What is a Lottery?

Lottery is a game of chance in which numbers are drawn to determine prizes. Prizes can range from cash to goods or services. Most lottery games are run by state governments, and the profits go to the state government. Some states allow private companies to operate the lottery in return for a share of the profits. In the United States, state-run lotteries are monopolies that cannot be competed against. The odds of winning a lottery are very low, but some people try to increase their chances by playing all the available combinations.

The casting of lots to make decisions or determine fates has a long history, and the use of lotteries to raise money is even older.

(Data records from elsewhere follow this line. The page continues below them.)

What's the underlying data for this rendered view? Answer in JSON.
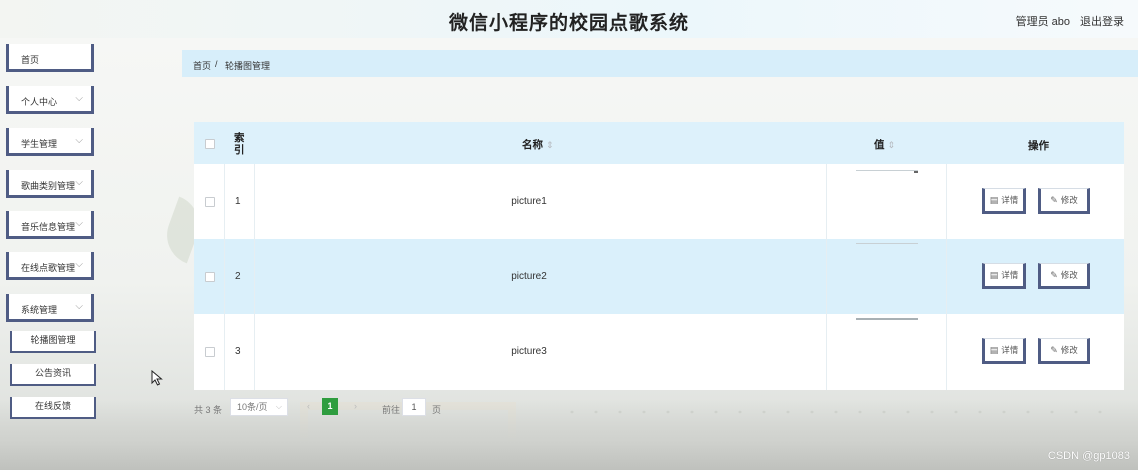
{
  "header": {
    "title": "微信小程序的校园点歌系统",
    "user_label": "管理员 abo",
    "logout_label": "退出登录"
  },
  "sidebar": {
    "items": [
      {
        "label": "首页",
        "has_chevron": false
      },
      {
        "label": "个人中心",
        "has_chevron": true
      },
      {
        "label": "学生管理",
        "has_chevron": true
      },
      {
        "label": "歌曲类别管理",
        "has_chevron": true
      },
      {
        "label": "音乐信息管理",
        "has_chevron": true
      },
      {
        "label": "在线点歌管理",
        "has_chevron": true
      },
      {
        "label": "系统管理",
        "has_chevron": true
      }
    ],
    "subitems": [
      {
        "label": "轮播图管理"
      },
      {
        "label": "公告资讯"
      },
      {
        "label": "在线反馈"
      }
    ],
    "chevron_glyph": "⌵"
  },
  "breadcrumb": {
    "home": "首页",
    "separator": "/",
    "current": "轮播图管理"
  },
  "table": {
    "columns": {
      "index": "索引",
      "name": "名称",
      "value": "值",
      "actions": "操作"
    },
    "sort_icon": "⇕",
    "rows": [
      {
        "index": "1",
        "name": "picture1"
      },
      {
        "index": "2",
        "name": "picture2"
      },
      {
        "index": "3",
        "name": "picture3"
      }
    ],
    "detail_label": "详情",
    "edit_label": "修改"
  },
  "pagination": {
    "total": "共 3 条",
    "page_size": "10条/页",
    "current_page": "1",
    "goto_label": "前往",
    "goto_value": "1",
    "page_unit": "页"
  },
  "watermark": "CSDN @gp1083",
  "colors": {
    "accent_border": "#4f5c84",
    "table_header_bg": "#ddf1fb",
    "highlight_row_bg": "#daf0fb",
    "pager_active": "#2f9d3f"
  }
}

The first recorded public lotteries to offer tickets for prizes in the form of money were held in the Low Countries in the 15th century. They were used to raise money for towns’ fortifications and the poor.

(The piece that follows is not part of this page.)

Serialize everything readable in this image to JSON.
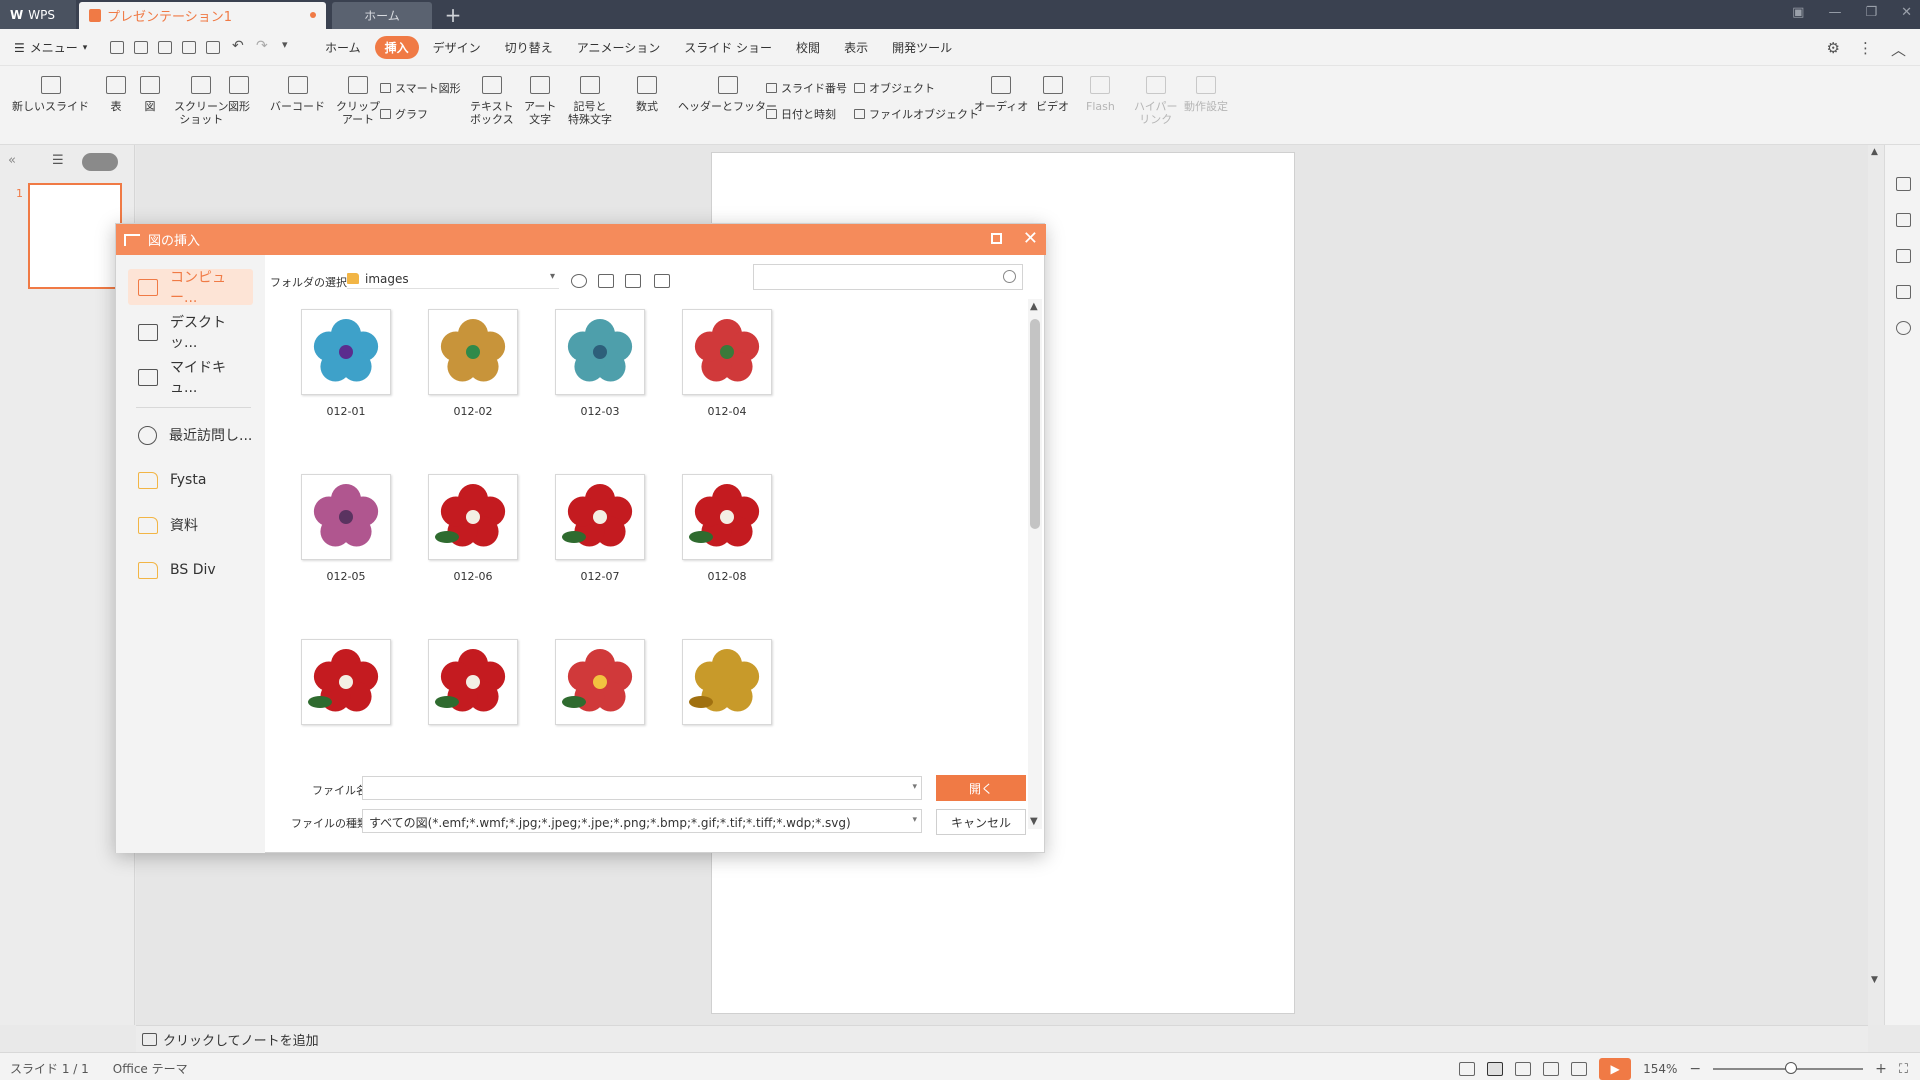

Today, lotteries are very common and many people play them regularly. They are a major source of revenue for state and local governments. The United States has forty-one state lotteries, and most of them are highly profitable. The vast majority of state lotteries are legal and regulated. Nevertheless, they are controversial, and critics point to them as a drain on state resources.

While it is hard to determine how much a lottery really affects state finances, research indicates that the popularity of a lottery has little to do with a state’s actual fiscal condition. In fact, when the lottery is seen as raising funds for a specific public good, such as education, it has broad popular support.

Some of the earliest state lotteries were very simple, allowing participants to select one or more numbers for a drawing at some future date. Later innovations, however, made lottery games more complicated. In some cases, players could win multiple prizes in a single draw. Some games even required skill. The lottery became the most popular of all gambling activities in the United States after gaining wide acceptance during the American Revolution. Benjamin Franklin sponsored a lottery to raise money for cannons for Philadelphia during the war, and Thomas Jefferson held private lotteries for the purpose of alleviating crushing debts.

Lottery proceeds are now a large part of the budgets of most states. Most states have established a complex system of public and private organizations to run the games, and most have adopted regulations that are designed to prevent corrupt practices. Nonetheless, it is difficult for any state to establish a coherent “lottery policy” because the industry evolves so rapidly. As a result, policymaking is often piecemeal and incremental, and the broader social impacts of lottery gambling are rarely considered. Many convenience stores are major lottery vendors, and suppliers of equipment and prizes have substantial influence in state politics. Thus, lottery officials are usually only intermittently subject to general scrutiny.